(Data entries)

----

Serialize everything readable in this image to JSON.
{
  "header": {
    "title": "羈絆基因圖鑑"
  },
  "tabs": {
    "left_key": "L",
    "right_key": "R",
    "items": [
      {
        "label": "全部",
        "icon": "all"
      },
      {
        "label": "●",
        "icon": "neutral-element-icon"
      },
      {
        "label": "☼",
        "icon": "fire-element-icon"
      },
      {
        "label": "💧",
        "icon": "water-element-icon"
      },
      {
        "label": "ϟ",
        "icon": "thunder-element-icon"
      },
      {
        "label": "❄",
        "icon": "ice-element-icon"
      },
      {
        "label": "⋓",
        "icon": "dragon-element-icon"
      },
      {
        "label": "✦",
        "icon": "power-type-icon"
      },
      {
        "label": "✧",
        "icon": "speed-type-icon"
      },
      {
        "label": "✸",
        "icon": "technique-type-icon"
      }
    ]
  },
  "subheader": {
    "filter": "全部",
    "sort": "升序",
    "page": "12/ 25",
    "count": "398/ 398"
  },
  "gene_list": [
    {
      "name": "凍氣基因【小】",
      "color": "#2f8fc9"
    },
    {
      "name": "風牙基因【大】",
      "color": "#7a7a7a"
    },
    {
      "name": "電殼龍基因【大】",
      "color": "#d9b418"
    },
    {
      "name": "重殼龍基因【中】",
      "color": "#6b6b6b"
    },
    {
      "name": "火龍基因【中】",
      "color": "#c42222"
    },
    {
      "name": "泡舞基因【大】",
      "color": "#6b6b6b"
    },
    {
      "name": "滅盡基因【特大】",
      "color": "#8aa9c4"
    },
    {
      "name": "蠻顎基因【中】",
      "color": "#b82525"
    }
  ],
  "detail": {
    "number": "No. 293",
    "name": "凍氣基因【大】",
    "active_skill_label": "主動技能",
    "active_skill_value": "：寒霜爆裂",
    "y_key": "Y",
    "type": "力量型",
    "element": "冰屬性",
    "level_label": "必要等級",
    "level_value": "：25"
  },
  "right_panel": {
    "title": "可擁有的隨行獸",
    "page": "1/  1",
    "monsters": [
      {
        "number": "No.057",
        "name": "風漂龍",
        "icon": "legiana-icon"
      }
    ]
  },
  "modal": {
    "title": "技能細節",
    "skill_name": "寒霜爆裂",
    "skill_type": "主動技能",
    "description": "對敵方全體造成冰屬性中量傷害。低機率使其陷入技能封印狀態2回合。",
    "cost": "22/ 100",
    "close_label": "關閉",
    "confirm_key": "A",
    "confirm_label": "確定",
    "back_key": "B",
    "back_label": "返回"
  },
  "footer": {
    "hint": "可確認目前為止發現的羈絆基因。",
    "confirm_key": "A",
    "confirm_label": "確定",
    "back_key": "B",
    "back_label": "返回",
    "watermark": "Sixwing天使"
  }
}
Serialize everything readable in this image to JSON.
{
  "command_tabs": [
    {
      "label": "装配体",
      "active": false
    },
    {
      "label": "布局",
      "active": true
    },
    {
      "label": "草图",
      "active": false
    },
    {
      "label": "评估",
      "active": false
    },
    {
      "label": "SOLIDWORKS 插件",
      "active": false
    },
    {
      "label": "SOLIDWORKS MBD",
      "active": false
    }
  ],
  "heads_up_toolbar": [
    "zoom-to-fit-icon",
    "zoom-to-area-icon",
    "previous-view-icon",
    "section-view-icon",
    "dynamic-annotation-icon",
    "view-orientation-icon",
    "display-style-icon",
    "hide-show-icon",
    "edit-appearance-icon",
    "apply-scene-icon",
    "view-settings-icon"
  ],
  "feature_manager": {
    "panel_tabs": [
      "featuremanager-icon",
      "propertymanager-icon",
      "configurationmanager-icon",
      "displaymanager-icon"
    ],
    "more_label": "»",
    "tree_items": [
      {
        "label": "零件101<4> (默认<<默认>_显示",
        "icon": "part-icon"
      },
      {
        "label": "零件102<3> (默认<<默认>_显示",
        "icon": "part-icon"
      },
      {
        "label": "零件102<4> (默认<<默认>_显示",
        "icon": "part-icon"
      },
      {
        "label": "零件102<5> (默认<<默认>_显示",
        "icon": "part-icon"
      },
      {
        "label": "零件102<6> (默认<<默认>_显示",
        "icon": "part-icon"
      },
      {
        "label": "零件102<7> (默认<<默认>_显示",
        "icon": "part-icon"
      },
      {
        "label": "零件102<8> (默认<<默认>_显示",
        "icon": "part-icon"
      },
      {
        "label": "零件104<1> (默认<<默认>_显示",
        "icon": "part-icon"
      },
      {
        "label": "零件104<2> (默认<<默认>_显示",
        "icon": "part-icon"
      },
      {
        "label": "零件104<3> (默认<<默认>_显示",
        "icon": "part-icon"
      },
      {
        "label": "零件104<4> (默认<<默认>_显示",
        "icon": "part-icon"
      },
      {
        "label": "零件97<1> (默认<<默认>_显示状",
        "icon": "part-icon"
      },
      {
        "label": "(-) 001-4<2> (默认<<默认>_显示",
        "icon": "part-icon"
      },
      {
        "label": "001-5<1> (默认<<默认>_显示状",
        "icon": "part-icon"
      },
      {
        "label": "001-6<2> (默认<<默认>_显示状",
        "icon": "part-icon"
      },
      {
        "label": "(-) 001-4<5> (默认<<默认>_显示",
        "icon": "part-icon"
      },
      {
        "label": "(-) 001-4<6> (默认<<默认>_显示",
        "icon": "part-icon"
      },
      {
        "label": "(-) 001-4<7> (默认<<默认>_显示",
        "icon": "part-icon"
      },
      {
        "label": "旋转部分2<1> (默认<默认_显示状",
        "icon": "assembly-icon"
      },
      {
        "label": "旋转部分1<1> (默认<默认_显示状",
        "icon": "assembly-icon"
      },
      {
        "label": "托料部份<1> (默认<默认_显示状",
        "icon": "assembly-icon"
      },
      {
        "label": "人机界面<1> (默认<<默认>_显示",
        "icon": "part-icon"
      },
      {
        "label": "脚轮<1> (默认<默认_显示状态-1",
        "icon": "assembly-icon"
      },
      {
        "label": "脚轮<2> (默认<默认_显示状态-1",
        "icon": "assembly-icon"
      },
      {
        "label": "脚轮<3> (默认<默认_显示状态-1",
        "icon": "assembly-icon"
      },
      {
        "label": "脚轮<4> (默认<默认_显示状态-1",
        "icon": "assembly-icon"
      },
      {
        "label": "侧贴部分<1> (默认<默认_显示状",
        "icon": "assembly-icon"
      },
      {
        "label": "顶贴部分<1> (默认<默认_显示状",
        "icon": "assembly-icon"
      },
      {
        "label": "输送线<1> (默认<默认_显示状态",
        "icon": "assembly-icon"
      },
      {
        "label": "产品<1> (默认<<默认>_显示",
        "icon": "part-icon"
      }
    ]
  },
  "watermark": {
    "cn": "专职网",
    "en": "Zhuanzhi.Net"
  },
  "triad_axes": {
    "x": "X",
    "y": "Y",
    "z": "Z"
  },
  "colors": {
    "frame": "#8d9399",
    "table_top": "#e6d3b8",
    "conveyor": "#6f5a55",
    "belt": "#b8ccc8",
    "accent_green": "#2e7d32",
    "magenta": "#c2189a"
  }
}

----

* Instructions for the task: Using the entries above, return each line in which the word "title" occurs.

* Result:
    "title": "羈絆基因圖鑑"
    "title": "可擁有的隨行獸",
    "title": "技能細節",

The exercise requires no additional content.